NEW DELHI: Holding simultaneous elections to Lok Sabha and state assemblies would need at least five constitutional amendments and a large number of additional EVMs and paper-trail machines costing “thousands of crores of rupees”, but will yield a huge long-term saving to the public exchequer, officials said on Friday.
A parliamentary panel had examined the issue of simultaneous elections in consultation with various stakeholders, including the Election Commission.
The committee made certain recommendations in this regard, the officials said.
The matter now stands referred to the Law Commission for further examination to work out a “practicable road map and framework” for simultaneous elections, they said.
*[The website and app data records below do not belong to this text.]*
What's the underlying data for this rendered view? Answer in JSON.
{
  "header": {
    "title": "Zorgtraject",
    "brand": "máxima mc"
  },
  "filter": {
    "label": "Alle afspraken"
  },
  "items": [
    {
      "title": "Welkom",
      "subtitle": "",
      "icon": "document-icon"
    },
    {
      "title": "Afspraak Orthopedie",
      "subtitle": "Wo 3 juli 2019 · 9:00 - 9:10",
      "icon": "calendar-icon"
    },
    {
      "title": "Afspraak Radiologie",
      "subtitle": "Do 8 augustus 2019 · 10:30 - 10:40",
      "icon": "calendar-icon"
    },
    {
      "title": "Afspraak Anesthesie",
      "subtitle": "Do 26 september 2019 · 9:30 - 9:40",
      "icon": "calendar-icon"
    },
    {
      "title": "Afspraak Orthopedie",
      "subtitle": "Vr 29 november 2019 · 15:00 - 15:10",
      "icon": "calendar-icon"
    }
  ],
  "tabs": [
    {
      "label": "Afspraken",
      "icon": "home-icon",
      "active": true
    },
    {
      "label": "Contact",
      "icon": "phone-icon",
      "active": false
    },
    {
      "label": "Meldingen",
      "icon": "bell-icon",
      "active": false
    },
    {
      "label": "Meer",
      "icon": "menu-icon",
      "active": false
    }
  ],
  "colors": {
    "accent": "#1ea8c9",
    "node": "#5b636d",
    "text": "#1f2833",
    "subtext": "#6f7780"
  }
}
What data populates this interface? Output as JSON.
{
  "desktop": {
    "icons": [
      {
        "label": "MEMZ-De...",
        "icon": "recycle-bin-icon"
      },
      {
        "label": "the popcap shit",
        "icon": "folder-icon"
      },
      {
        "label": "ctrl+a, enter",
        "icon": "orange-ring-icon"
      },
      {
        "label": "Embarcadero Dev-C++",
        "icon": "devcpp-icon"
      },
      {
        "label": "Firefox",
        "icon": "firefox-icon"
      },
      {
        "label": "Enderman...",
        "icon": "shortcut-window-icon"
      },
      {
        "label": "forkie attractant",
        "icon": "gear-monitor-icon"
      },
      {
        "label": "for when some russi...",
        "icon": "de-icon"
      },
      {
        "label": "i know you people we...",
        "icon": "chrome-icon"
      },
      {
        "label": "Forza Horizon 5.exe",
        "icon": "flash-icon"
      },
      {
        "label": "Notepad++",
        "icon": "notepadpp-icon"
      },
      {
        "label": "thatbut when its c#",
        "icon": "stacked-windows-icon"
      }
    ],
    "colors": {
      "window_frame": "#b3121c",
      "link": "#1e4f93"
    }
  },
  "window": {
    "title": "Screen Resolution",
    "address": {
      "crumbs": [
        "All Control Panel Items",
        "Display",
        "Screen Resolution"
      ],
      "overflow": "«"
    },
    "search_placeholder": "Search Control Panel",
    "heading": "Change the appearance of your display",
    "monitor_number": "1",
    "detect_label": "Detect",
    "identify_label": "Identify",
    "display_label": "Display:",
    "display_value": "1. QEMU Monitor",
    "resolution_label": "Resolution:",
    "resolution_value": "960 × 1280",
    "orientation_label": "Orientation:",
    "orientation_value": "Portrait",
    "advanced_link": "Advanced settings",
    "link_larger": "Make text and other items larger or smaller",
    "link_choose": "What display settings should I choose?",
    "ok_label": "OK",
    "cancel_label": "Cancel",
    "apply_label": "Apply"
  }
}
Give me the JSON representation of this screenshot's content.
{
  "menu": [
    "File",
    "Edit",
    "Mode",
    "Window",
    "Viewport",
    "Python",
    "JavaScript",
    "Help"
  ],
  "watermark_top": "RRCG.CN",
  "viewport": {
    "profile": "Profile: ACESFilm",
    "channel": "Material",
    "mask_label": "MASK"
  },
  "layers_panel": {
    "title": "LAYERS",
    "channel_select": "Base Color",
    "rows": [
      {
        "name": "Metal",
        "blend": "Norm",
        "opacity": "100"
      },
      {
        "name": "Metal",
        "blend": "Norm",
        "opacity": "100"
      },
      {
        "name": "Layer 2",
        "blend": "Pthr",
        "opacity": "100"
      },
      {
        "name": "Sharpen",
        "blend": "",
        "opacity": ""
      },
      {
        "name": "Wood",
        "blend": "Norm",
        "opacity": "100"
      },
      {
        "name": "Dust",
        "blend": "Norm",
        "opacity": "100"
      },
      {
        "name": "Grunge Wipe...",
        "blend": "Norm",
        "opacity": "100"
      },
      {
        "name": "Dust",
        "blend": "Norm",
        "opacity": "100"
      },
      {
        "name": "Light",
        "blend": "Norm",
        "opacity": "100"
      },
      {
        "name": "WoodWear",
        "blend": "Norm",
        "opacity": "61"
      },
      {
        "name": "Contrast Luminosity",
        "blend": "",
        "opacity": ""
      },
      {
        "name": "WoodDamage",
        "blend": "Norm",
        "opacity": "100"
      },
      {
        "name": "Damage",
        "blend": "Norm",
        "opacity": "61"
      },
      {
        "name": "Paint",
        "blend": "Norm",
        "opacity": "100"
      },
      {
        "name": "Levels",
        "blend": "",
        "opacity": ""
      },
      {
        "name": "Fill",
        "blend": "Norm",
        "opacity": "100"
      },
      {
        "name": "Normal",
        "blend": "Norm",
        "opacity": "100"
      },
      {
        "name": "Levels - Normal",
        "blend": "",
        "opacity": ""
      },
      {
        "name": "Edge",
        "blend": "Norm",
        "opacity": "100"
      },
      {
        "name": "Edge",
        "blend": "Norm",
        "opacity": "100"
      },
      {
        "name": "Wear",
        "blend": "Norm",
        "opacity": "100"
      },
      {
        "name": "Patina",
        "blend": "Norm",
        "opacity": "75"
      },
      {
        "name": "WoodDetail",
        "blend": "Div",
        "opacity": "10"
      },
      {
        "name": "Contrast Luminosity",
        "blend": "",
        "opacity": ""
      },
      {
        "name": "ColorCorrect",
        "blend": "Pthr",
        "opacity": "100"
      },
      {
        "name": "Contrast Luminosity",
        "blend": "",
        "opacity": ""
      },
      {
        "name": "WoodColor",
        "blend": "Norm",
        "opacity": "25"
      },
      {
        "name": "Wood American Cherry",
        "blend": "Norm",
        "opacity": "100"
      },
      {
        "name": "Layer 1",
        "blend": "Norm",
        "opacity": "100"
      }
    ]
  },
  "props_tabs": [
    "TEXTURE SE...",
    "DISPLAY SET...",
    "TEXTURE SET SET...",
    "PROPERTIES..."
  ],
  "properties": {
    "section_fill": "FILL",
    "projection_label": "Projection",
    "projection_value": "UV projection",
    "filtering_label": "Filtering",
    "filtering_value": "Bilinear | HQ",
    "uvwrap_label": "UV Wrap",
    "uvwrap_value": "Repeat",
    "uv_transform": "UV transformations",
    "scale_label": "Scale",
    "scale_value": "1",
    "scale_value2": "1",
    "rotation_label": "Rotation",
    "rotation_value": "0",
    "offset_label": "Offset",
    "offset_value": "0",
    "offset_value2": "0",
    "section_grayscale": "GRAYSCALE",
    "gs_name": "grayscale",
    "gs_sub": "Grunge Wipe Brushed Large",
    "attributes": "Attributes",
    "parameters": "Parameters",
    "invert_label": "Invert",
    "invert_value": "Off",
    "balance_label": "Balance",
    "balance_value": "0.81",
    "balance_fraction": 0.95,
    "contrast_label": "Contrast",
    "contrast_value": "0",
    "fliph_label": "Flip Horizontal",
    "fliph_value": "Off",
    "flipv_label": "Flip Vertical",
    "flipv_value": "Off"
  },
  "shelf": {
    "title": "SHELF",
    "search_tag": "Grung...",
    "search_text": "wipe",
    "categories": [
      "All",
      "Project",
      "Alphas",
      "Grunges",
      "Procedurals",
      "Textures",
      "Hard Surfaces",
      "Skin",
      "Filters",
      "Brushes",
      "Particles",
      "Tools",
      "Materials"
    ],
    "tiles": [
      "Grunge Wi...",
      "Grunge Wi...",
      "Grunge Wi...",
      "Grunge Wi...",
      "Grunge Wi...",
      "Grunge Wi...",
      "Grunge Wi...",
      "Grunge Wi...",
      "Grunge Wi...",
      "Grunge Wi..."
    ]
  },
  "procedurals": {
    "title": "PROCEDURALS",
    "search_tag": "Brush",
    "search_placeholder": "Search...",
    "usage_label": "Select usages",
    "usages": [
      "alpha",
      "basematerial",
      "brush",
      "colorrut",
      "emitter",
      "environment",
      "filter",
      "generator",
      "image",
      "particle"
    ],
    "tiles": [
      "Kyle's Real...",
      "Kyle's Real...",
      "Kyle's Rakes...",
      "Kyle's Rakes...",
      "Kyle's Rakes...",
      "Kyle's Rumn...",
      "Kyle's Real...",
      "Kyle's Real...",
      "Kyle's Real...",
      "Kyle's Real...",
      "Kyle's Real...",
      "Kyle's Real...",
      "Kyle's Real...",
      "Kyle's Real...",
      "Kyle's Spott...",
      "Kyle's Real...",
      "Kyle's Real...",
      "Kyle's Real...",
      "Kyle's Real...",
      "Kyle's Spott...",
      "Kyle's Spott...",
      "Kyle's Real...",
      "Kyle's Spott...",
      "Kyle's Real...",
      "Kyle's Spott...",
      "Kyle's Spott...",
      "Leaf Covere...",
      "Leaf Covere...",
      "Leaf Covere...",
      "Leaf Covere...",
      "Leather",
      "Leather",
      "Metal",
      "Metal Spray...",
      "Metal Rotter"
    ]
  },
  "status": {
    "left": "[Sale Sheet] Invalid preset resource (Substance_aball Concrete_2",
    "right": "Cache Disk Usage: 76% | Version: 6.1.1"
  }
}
Simultaneous elections, the officials noted, would result in huge savings for the public exchequer and avoid replication of effort on the part of administrative, and law and order machinery in holding repeated elections. It would bring considerable savings to political parties and candidates in their election campaigns.
Asynchronous Lok Sabha and Legislative Assembly elections (including by-elections) result in prolonged enforcement of the Model Code of Conduct with its concomitant adverse impact on developmental and welfare programmes, the officials noted.
They also said simultaneous polls would require amendments in at least five articles of the Constitution Article 83 relating to the duration of Houses of Parliament, Article 85 relating to dissolution of Lok Sabha by the President, Article 172 relating to the duration of the state legislatures, Article 174 relating to dissolution of the state legislatures, and Article 356 relating to the imposition of President’s Rule in states.
A consensus of all political parties is also required keeping in mind the federal structure of India’s system of governance.
Besides, it is imperative that consensus of all state governments is obtained.
It would also require an additional number of electronic voting machines (EVMs) and VVPATs (paper trail machines), which would cost “thousands of crores of rupees”.
With the life of a machine only 15 years, this would imply that a machine would be used for about three or four times in its life span. They need to be replaced every 15 years.
Additional polling personnel and security forces would also be needed to hold the massive democratic exercise.
The department-related Parliamentary Standing Committee on Personnel, Public Grievances, Law and Justice in its 79th report had highlighted that in South Africa, elections to national as well as provincial legislatures are held simultaneously for five years and municipal elections are held two years later.
In Sweden, elections to national legislature (Riksdag) and provincial legislature/county council (landsting) and local bodies/municipal assemblies (Kommunfullmaktige) are held on a fixed date second Sunday in September for four years.
In the UK, the term of Parliament is governed by the Fixed-term Parliament Act, 2011.